Bob Burnett, a well-accoladed Architectural Designer, successful Property Developer and the region’s first “Homestar” (Green Building) practitioner designer and assessor, was discussing with Don Holden the problems of obtaining insurance for new housing in Christchurch.
Bob had in mind a new building company, specialising in sustainable, quake resistant housing, and it was realised that they needed to go to the insurance companies with much more relevant and detailed structural information than prior to the quakes. They both saw that an engineering-driven rating system would greatly assist, and so envisioned the “QuakeStar” system, to rate their own buildings.
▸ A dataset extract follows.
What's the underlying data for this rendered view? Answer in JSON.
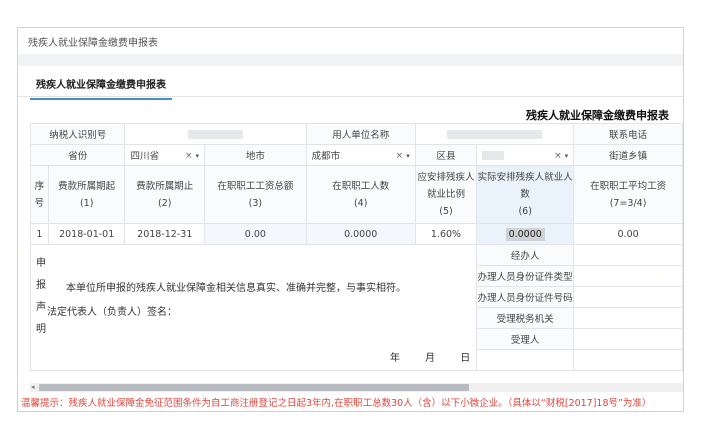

After contacting Dr Ron Mayes of California, they learnt that there was excellent USA research in to a rating system for all buildings available, and so Bob and Don saw the opportunity to develop the concept in New Zealand for a much wider audience of stakeholders which could potentially be utilised internationally. The concept had been contemplated by New Zealand engineers for at least 20 years, but nobody had taken the initiative to develop the concept – the rest, as they say, is history.
Bob and Don continue with their sustainable, quake-resilient future home concept, while putting a lot of their time in to the QuakeStar project, voluntarily at this stage with others such as Dr David Hopkins, Dr Richard Sharpe, and others, until the project is fully funded.